Ah, the perils of writing ahead:

Picture 188

It’s 18.38 on Thursday 4 October, and PA has just published a short news story about Big Ben. Silenced since the start of the year, the great bell is to be test-sounded by a jury-rigged hammer system, set up so that it may later ring out for Remembrance Day and the new year.

When will this happen? “On Thursday”. What time? “Between 8 and 10pm”. Anything else? Yes, there’s a quote from an MP, “who was in parliament to hear the rare chimes”.

What, at 18.38? What did they do, reverberate back though time?

For some time, when specifying the time element for web news, it has become customary not to say “today”, “yesterday”, “tomorrow” or “last night”, but instead to simply state the day of the week on which an event took place. So an online news story, accessible around the world as it is, will simply say “Thursday” even when it means “today”.*

However, when writing for print, it frequently happens that significant events are due to occur between the copy deadline the previous evening and the appearance of the newspaper the following day. In such cases, what one is supposed to do is write in a cascade of conditionals and future perfects: “It is expected that the vote will have taken place by the early hours of this morning, by which point some senators are likely to have been detained in the capitol for more than 24 hours.” However, it has sometimes been the case that – how to put this? – certain events get anticipated, and written about as though they have already happened, hours ahead of schedule.

At its least harmful, this practice comes in the form of the spurious “last night”; “The Conservative party was in turmoil last night” leading a story filed at five to five in the afternoon. But this example is worse: here, an event that is likely but not certain is written about as though it had definitively occurred some hours before, a throwback to the worst practices of print – made even more conspicuous by the jarring change of tense from the start of the story, which is written, web-style, in anticipation of the moment.

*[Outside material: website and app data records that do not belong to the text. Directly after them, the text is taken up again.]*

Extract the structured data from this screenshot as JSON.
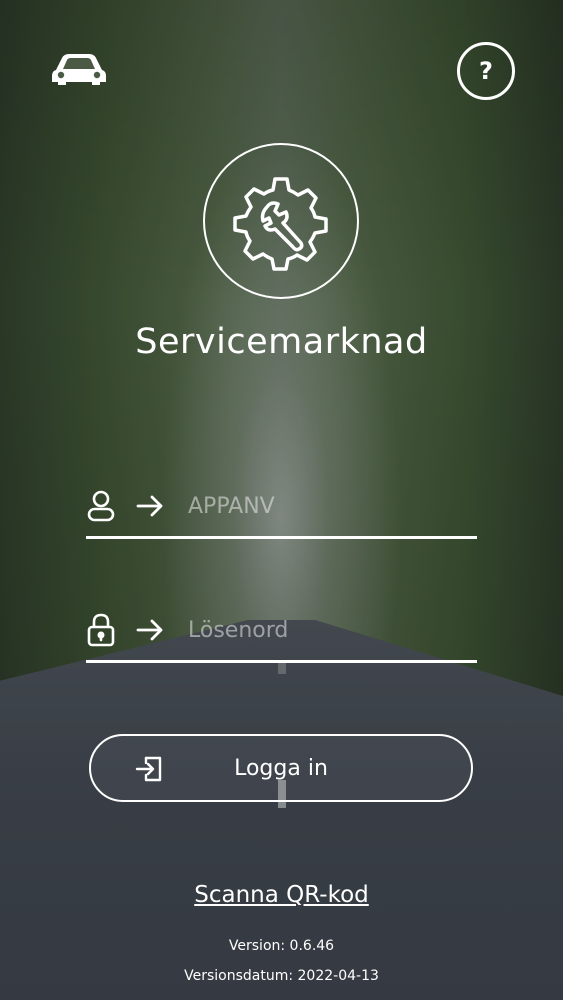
{
  "app": {
    "title": "Servicemarknad"
  },
  "header": {
    "left_icon": "car-icon",
    "right_icon": "help-icon",
    "help_glyph": "?"
  },
  "logo": {
    "icon": "gear-wrench-icon"
  },
  "login": {
    "username": {
      "value": "",
      "placeholder": "APPANV",
      "icon": "user-icon"
    },
    "password": {
      "value": "",
      "placeholder": "Lösenord",
      "icon": "lock-icon"
    },
    "submit_label": "Logga in",
    "submit_icon": "sign-in-icon"
  },
  "qr_link": "Scanna QR-kod",
  "version": "Version: 0.6.46",
  "version_date": "Versionsdatum: 2022-04-13",
  "colors": {
    "foreground": "#ffffff",
    "forest": "#3e5232",
    "road": "#40454e"
  }
}
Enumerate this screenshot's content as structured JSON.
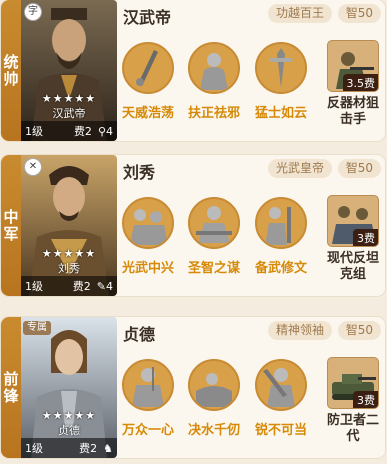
{
  "cards": [
    {
      "role": "统帅",
      "corner_badge": "字",
      "special_tag": "",
      "name": "汉武帝",
      "portrait_name": "汉武帝",
      "stars": "★★★★★",
      "level": "1级",
      "cost_label": "费2",
      "cost_extra": "4",
      "title_tag": "功越百王",
      "int_tag": "智50",
      "skills": [
        "天威浩荡",
        "扶正祛邪",
        "猛士如云"
      ],
      "combo": {
        "cost": "3.5费",
        "name": "反器材狙击手"
      }
    },
    {
      "role": "中军",
      "corner_badge": "✕",
      "special_tag": "",
      "name": "刘秀",
      "portrait_name": "刘秀",
      "stars": "★★★★★",
      "level": "1级",
      "cost_label": "费2",
      "cost_extra": "4",
      "title_tag": "光武皇帝",
      "int_tag": "智50",
      "skills": [
        "光武中兴",
        "圣智之谋",
        "备武修文"
      ],
      "combo": {
        "cost": "3费",
        "name": "现代反坦克组"
      }
    },
    {
      "role": "前锋",
      "corner_badge": "",
      "special_tag": "专属",
      "name": "贞德",
      "portrait_name": "贞德",
      "stars": "★★★★★",
      "level": "1级",
      "cost_label": "费2",
      "cost_extra": "",
      "title_tag": "精神领袖",
      "int_tag": "智50",
      "skills": [
        "万众一心",
        "决水千仞",
        "锐不可当"
      ],
      "combo": {
        "cost": "3费",
        "name": "防卫者二代"
      }
    }
  ]
}
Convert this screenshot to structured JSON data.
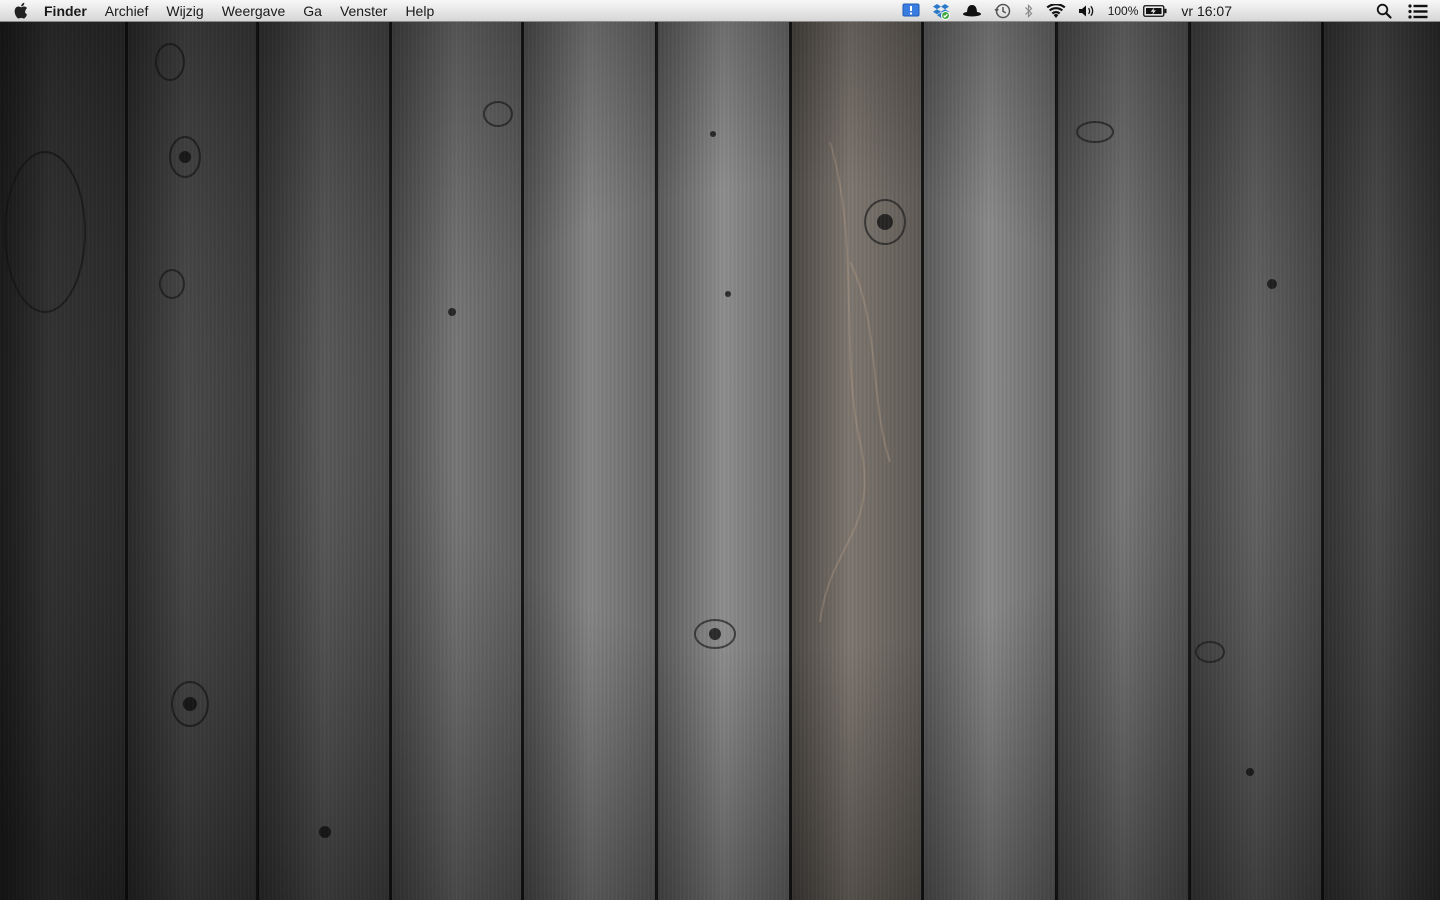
{
  "menubar": {
    "apple_icon": "apple-logo-icon",
    "app_name": "Finder",
    "menus": [
      "Archief",
      "Wijzig",
      "Weergave",
      "Ga",
      "Venster",
      "Help"
    ],
    "status_icons": [
      "notification-icon",
      "dropbox-icon",
      "hat-icon",
      "time-machine-icon",
      "bluetooth-icon",
      "wifi-icon",
      "volume-icon"
    ],
    "battery_percent": "100%",
    "battery_icon": "battery-charging-icon",
    "clock": "vr 16:07",
    "search_icon": "spotlight-search-icon",
    "list_icon": "notification-center-icon"
  },
  "wallpaper": {
    "description_icon": "wood-planks-wallpaper"
  }
}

This is the kind of thing sub-editors can head off firmly when they see it; but in this case the whole thing went up live on the Daily Mail’s apparently unedited wire feed, where it can’t have inspired much confidence in journalism among those who read it closely.

 

*This is still slightly confusing for middle-aged journalists: when this same PA copy came through to be used as a brief for print, members of Tribune staff stared at it blankly for almost a minute before realising it would need to be rewritten in the past tense for Friday’s paper